Around late July and early August, anglers who know Flathead Lake know that the Lake Superior fishing is getting good. The fish begin to concentrate as they prepare to spawn in the Flathead River this fall. What’s been a good fishery in Flathead Lake just seems to get better.
“Every year is just as good as the last, and the fish are more widespread,” says Pablo tackle manufacturer Dick Zimmer, a man who knows fish and knows how to catch them. “There are just more fish to catch.”
Unlike their native cousin, the mountain whitefish, Lake Superior whitefish grow large, up to 10 pounds, and provide a sporting fight. They’re also quite a delicacy to eat. In late July and August, the Lake Superior whitefish are keying on the perch fry. Successful anglers try to imitate these small perch, using yellow chartreuse or dark green lures.

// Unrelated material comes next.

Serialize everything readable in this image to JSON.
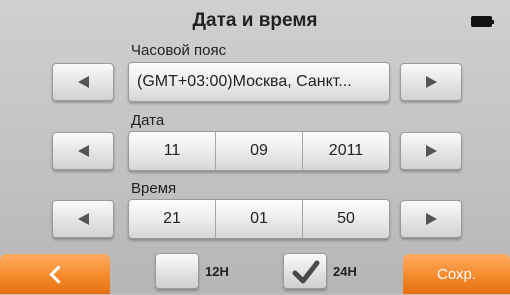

To get the attention of the lake whitefish, you want to imitate an escaping or injured perch: Get your lure right on the bottom, jiggle it, then let it settle. Lures of choice are Zimmer’s Rattle Disaster, or the old standbys: Krocodiles, Kastmasters, and Rattlesnakies. Zimmer also produces a whitefish fly that you can tie on about 16 inches above the weighted lure. (His products and others are available at local sporting goods stores.)
Adding a fly just above the lure gives the fish added incentive to strike while the weighted lure is settling down. You want to be on the bottom, or just a few inches off of it. Fishing in 50 to 60 feet of water is best, Zimmer said, though you can be a bit shallower if you’re near the river delta.
After August, the fishing slows down, giving anglers a chance to regroup. They’ll hit the whities again in the Flathead River, where they can be caught in deep pools beginning in late October. Commercial anglers catch and sell the fish to Ron Mohn’s local whitefish processing plant. He processes the fish roe into tasty caviar, and sells the fillets to high-end restaurants.
For now, though, the tasty, hard-fighting Lake Superior whitefish can be caught all around Flathead Lake, from Woods Bay, Blue Bay and Yellow Bay on the east side, to the Narrows, Walstad, Big Arm, Elmo and Painted Rocks on the west side. Some of the largest fish are being caught near the Narrows, where an angler hauled in a 10-pounder recently, according to Zimmer. One group of anglers on the west shore, Zimmer said, were “catching fish as fast as they could get their lines in the water.”
The new Lake Superior whitefish record was caught last year near Bird Island. The 27-inch, 10.46-pound Lake Superior was caught Aug. 26, 2006, by Swan T. McDonald.
So when you see those boats lined up in the bays around Flathead Lake, you know the fishermen are not there just to watch the sunsets through the orange glow of smoke-reddened skies. The boats are there for a reason: Lake Superior whitefish, the bounty of Flathead Lake.